Search results

You are looking at 1 - 6 of 6 items for :

  • "ruling elite" x
  • Manchester Religious Studies x
Clear All
Open Access (free)

hinterland.11 Crucially, popular opinion in favour of more severe action against witches was never so widespread nor so vehemently articulated – even during years of hardship – that the council felt obliged to accede to it.12 The Rothenburg evidence thus suggests that those areas most likely to be characterised by a restrained pattern of witch-trials in early modern Germany were those in which a significant majority of the ruling elites came to realise that the social, economic and political stability of their territories was likely to be damaged rather than strengthened

in Witchcraft narratives in Germany
Open Access (free)

will make a significant addition to this small but important corpus, thereby adding weight to Briggs’ idea that areas which did not experience large-scale witch-hunts may well have been the early modern norm rather than the exception. In the chapters that follow I will demonstrate that complex and mutually reinforcing sets of beliefs and social, political and religious priorities held not only by the ruling elites but also by the lower orders of Rothenburg and its rural hinterland interacted to keep enthusiasm for prosecuting witches at a low ebb at all social levels

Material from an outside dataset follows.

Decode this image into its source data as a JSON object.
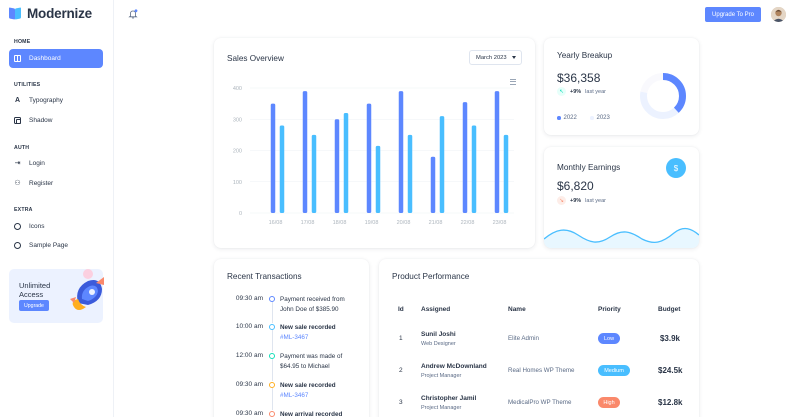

in Witchcraft narratives in Germany
From the ‘militant’ to an ‘immunised’ route?

challenge of extremist Jewish elements has gradually decreased. The credit for this turn of policy goes to the increasing commitment to democratic values of ruling elites and their fear of forfeiting public legitimacy by responding with too heavy a hand to the representatives of one of the groups constituting the polarised Israeli society. However, this novel approach will founder unless there is significant change in the empowerment of the democratic underpinnings of Israeli society. The various chapters of this book present evidence of the significant incongruity that

in The Israeli response to Jewish extremism and violence
Attitudes towards subversive movements and violent organisations

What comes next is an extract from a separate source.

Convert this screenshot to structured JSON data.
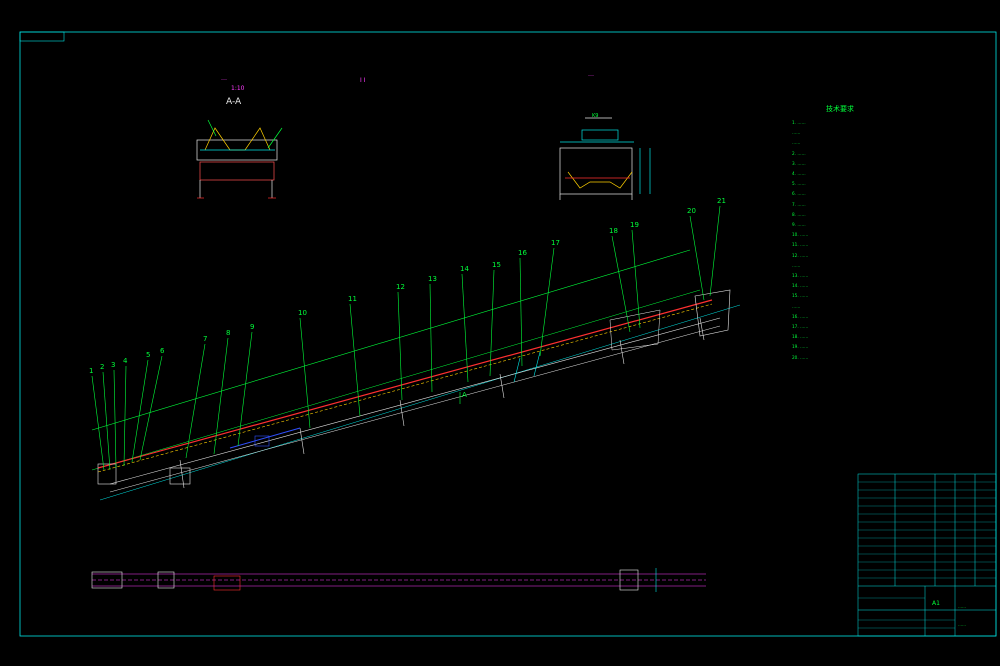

State’s relatively liberal response to the most sophisticated and brutal Jewish terrorist organisation the country has known was a result of exactly the same circumstances which led it to react to marginal and minimally threatening movements with much more severity and ironfisted measures. The ruling elite and the designers of Israeli defence policy opted not to respond to the Jewish Underground on account of the threat it posed or the severity of its actions, but rather on the basis of the political and public clout to which it had access. The

in The Israeli response to Jewish extremism and violence
Slander and speech about witchcraft

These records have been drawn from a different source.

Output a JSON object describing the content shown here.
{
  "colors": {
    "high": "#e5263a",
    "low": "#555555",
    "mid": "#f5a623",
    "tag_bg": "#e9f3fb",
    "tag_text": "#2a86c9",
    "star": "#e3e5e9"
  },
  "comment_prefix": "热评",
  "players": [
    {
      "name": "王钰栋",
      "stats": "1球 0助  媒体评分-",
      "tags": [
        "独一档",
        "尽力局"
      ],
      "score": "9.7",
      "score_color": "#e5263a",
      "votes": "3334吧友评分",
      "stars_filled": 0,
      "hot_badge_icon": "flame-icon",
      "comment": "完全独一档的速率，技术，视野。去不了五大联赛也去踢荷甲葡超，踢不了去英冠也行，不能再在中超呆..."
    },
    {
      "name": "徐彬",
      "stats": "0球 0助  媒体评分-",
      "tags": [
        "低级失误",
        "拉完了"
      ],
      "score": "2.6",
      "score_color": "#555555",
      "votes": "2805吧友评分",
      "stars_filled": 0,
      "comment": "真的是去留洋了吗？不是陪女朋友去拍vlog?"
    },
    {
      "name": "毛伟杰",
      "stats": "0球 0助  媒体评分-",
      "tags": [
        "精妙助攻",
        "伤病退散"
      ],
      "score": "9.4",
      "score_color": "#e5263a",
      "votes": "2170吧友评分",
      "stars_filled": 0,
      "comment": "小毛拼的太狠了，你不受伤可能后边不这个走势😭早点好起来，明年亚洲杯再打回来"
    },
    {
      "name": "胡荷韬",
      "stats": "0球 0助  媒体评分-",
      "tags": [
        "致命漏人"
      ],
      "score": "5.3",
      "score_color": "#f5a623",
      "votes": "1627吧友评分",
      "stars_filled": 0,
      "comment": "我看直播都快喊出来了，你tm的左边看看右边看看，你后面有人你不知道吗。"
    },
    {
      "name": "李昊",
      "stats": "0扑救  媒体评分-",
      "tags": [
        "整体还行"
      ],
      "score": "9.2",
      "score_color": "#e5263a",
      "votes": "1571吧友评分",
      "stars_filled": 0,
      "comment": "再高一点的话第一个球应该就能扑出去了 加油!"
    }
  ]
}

Germany that they managed to overturn this stipulation and make released witch-suspects pay their own costs, see Rummel, Bauern, Herren und Hexen, pp. 32–35. 100 RStA Interrogation Book A906 (unpaginated), 25 August 1668. 101 RStA Interrogation Book A875 fols 192r–98v. 102 RStA Steinach Village Acts A739 fols 449r–450r, 463r–463v, 464r–465v. 103 See p. 128. 104 Ruling elites elsewhere also sent out this deterrent message to their subjects. In Munich in 1608, for example, the authorities issued an ordinance threatening those who denounced others as witches with

in Witchcraft narratives in Germany
Open Access (free)
Witchcraft and the symbolics of hierarchy in late seventeenth- and early eighteenth-century Finland

of the ruling group. But equally, it might serve as a vehicle for criticism and complaint, thus providing a valuable opportunity for malcontents to vent their dissatisfaction with, and opposition to, the ruling élite.33 16 Beyond the witch trials As Stuart Clark puts it, ‘witchcraft was constituted by an act of revolt’, and represented the opposite of perfect government.34 In some European laws, including the Swedish Rural Law of 1442, witchcraft appeared among the statutes against treason (högmålabalken).35 Vidskepelse was considered as inversionary as

in Beyond the witch trials